I recently attended an event that was held in a charming little town with a beautiful setting. And by little, I mean it was tiny.
Small towns have an appeal. I’m not sure why, but they do. Maybe it’s the open spaces and easy access. Houston does not offer easy access. When I left my home in Clear Lake, it took more than an hour to get out of town. When I hit the 60-minute mark, the concrete jungle still kept me captive.
In a city the size of Houston, drive times are determined by distance and accessibility. Sometimes the destination isn’t far in terms of miles, but traffic, road repairs, and impediments can make a short distance a lengthy drive. Or maybe the location is many miles across the city, but the traffic is smooth and unhindered. It’s hard to predict, and it often changes while in route.
It has the cumulative effect of mounding irritation, frustration, and stress.
Did somebody say traffic? What traffic?
The town’s people were friendly and unhurried. They had a casual, almost lackadaisical demeanor that seemed to say, “Welcome to our store, I’ll be here if you need anything. You don’t need anything, do you?”
The town didn’t have an MLB team like the Houston Astros, or an NFL team like the Houston Texans or an NBA team like the Houston Rockets. They didn’t have an Astrodome or an NRG Center or Theater District or a ton of other things.

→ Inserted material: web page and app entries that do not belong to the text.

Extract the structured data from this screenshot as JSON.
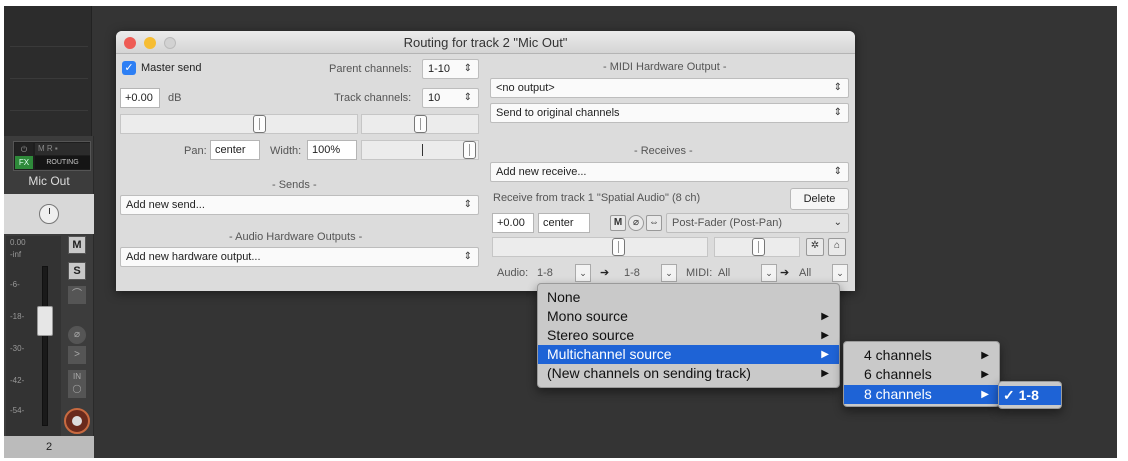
{
  "window": {
    "title": "Routing for track 2 \"Mic Out\""
  },
  "left": {
    "master_send_label": "Master send",
    "master_send_checked": true,
    "parent_channels_label": "Parent channels:",
    "parent_channels_value": "1-10",
    "volume_value": "+0.00",
    "volume_unit": "dB",
    "track_channels_label": "Track channels:",
    "track_channels_value": "10",
    "pan_label": "Pan:",
    "pan_value": "center",
    "width_label": "Width:",
    "width_value": "100%",
    "sends_header": "- Sends -",
    "add_send": "Add new send...",
    "hw_outputs_header": "- Audio Hardware Outputs -",
    "add_hw_output": "Add new hardware output..."
  },
  "right": {
    "midi_hw_header": "- MIDI Hardware Output -",
    "midi_output": "<no output>",
    "midi_channels": "Send to original channels",
    "receives_header": "- Receives -",
    "add_receive": "Add new receive...",
    "receive_from": "Receive from track 1 \"Spatial Audio\" (8 ch)",
    "delete_label": "Delete",
    "recv_volume": "+0.00",
    "recv_pan": "center",
    "mute_label": "M",
    "mode": "Post-Fader (Post-Pan)",
    "audio_label": "Audio:",
    "audio_src": "1-8",
    "audio_dst": "1-8",
    "midi_label": "MIDI:",
    "midi_src": "All",
    "midi_dst": "All"
  },
  "menu1": {
    "items": [
      "None",
      "Mono source",
      "Stereo source",
      "Multichannel source",
      "(New channels on sending track)"
    ],
    "highlighted": "Multichannel source"
  },
  "menu2": {
    "items": [
      "4 channels",
      "6 channels",
      "8 channels"
    ],
    "highlighted": "8 channels"
  },
  "menu3": {
    "items": [
      "1-8"
    ],
    "checkmark": "✓"
  },
  "mixer": {
    "track_name": "Mic Out",
    "fx_label": "FX",
    "routing_label": "ROUTING",
    "mute_btn": "M",
    "solo_btn": "S",
    "track_number": "2",
    "vol_readout": "0.00",
    "peak_readout": "-inf",
    "meter_ticks": [
      "-6-",
      "-18-",
      "-30-",
      "-42-",
      "-54-"
    ],
    "in_label": "IN"
  }
}
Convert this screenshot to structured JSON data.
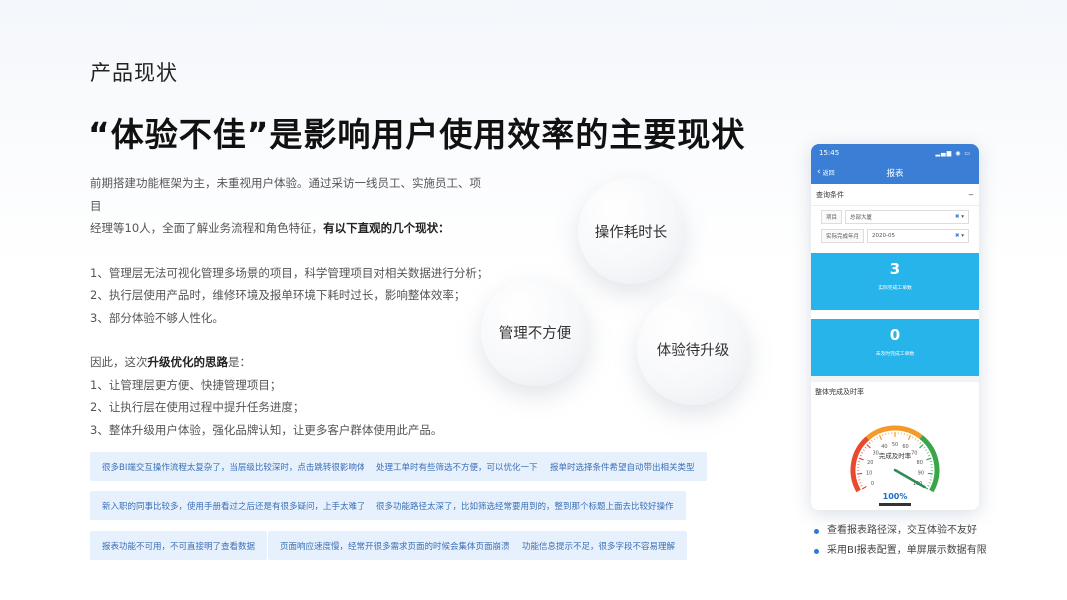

Do you know what they did have? They had clean air, blue skies, and crisp, chilly mornings, and people who were comfortable living in slow-motion. And just in case I forgot to mention it, everything was five minutes away.
However, when the time came to leave, I wasn’t sad but glad to be going home. “Why,” you ask? It is because Dorothy was right; there is no place like home. Home is where I live, love, and work. It’s where I survive and thrive. Houston is my home. Yes, it has smog and smothering summer heat, and months of possibly devastating tropical storms. Houston has ever-present expansion in every direction. Can anyone say, “Urban Sprawl?”
Do I sometimes feel there are too many people? Yes, I do. Harris County, where I reside, has a population of four million with no end in sight. However, when we moved here 23 years ago, I am sure there were many who felt the city was already overcrowded and wished all the new people would move elsewhere.
We stayed anyway.
Small towns and small-town people often possess a quality that is often missing in our urban jungles. Small towns can be lovely to visit and excellent for slowing down, reducing stress, and feeling better.
Thank you, small towns, you have my lasting appreciation.